*Data provided*
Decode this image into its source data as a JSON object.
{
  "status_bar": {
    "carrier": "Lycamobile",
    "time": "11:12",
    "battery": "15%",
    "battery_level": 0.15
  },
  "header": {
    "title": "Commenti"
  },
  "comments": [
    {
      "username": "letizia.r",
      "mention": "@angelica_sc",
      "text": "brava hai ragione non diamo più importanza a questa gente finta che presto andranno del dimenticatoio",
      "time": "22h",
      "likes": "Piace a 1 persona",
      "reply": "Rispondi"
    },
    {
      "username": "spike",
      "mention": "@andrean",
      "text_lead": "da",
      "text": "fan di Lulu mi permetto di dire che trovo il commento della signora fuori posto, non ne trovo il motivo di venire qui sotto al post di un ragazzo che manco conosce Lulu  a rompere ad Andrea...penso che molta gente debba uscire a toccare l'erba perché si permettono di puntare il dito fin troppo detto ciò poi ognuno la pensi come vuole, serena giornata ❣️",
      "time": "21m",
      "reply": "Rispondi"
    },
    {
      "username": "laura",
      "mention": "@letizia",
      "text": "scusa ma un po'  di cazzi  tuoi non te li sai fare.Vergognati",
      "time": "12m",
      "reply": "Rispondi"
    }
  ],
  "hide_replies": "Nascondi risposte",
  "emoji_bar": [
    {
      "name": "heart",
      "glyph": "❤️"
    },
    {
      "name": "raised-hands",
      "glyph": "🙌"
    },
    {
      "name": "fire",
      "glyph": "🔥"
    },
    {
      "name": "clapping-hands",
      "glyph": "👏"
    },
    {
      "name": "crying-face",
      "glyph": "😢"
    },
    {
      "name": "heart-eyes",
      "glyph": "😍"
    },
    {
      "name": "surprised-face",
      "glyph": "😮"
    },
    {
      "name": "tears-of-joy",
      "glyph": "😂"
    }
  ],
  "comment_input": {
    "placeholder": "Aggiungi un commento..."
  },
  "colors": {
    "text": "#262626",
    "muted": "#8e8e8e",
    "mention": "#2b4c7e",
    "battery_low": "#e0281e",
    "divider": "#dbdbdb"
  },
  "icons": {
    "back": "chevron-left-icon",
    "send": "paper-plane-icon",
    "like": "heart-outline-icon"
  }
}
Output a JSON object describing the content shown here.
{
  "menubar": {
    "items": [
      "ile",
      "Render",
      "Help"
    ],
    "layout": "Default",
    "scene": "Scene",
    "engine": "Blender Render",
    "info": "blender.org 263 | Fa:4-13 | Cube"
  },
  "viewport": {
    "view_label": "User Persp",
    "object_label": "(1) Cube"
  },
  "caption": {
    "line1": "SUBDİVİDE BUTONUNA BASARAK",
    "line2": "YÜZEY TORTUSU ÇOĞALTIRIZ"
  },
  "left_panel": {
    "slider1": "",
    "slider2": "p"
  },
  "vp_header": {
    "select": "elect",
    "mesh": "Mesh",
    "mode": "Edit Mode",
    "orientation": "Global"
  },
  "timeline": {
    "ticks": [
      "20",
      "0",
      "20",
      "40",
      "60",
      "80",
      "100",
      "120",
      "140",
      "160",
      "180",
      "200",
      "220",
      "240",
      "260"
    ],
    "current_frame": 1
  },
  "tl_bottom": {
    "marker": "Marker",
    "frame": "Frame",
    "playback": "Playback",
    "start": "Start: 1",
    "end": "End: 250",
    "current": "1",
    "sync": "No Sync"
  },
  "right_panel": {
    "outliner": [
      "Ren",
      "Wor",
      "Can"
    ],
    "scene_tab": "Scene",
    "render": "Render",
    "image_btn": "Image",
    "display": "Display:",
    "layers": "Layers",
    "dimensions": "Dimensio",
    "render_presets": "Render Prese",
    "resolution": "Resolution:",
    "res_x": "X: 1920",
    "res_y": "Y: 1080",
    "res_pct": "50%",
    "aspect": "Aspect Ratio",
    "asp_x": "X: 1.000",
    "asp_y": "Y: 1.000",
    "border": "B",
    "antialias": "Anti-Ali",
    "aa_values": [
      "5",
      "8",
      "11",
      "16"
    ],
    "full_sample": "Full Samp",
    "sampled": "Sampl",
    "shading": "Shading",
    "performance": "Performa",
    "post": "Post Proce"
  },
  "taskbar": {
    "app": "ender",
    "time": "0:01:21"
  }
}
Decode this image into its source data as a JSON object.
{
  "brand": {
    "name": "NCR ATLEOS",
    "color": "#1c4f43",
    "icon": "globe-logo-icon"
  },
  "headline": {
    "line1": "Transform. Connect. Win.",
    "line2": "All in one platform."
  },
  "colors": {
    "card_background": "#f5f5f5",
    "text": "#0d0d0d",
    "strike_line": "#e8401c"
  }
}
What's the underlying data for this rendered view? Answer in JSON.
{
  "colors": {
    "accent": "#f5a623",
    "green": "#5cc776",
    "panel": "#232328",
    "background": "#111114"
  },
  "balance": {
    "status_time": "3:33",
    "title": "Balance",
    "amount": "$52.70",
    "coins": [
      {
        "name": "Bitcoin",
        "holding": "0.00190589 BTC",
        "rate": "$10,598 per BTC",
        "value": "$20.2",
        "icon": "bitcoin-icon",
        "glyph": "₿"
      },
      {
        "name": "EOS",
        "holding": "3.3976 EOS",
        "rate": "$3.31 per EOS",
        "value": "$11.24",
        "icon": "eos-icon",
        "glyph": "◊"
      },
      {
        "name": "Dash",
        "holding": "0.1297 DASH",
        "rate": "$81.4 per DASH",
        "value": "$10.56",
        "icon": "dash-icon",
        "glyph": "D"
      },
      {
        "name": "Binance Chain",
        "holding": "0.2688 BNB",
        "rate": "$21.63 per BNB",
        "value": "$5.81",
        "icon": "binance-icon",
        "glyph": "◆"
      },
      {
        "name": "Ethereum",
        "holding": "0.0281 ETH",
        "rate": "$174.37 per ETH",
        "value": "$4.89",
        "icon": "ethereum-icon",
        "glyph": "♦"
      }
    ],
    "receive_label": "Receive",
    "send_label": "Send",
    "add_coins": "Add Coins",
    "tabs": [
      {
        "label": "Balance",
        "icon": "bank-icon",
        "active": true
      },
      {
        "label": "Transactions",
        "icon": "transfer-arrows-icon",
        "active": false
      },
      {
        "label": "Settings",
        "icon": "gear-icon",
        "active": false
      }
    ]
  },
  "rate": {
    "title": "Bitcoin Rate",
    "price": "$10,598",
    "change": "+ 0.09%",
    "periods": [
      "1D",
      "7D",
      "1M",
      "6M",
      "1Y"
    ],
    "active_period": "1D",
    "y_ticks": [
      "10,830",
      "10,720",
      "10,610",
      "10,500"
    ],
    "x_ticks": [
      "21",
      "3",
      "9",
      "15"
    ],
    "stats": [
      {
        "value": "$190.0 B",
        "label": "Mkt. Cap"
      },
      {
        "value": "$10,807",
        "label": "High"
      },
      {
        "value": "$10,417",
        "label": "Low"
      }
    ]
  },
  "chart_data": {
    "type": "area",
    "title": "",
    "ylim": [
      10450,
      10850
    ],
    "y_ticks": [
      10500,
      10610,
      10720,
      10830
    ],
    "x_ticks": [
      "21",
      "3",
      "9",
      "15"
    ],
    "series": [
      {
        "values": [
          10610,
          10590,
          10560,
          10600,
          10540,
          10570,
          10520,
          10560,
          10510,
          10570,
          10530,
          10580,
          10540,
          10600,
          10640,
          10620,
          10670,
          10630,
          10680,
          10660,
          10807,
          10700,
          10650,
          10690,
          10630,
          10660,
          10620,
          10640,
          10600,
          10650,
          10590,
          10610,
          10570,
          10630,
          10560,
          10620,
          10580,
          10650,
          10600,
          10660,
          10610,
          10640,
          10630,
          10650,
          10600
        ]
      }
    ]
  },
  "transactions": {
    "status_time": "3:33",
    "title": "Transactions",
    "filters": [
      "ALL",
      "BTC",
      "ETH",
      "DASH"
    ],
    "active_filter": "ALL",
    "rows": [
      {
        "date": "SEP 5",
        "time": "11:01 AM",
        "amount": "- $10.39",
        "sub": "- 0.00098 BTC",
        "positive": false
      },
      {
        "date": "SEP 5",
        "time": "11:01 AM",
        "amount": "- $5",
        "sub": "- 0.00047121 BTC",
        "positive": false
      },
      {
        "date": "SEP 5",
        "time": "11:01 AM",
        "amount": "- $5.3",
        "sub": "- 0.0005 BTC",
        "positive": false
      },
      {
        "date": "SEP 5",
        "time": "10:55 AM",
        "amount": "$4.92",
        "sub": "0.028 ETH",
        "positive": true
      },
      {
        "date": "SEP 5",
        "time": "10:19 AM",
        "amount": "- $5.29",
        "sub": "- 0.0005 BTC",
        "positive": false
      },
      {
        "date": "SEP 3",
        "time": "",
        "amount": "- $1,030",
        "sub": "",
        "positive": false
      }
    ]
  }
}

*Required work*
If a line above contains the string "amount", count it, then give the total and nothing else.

*Answer for the task*
7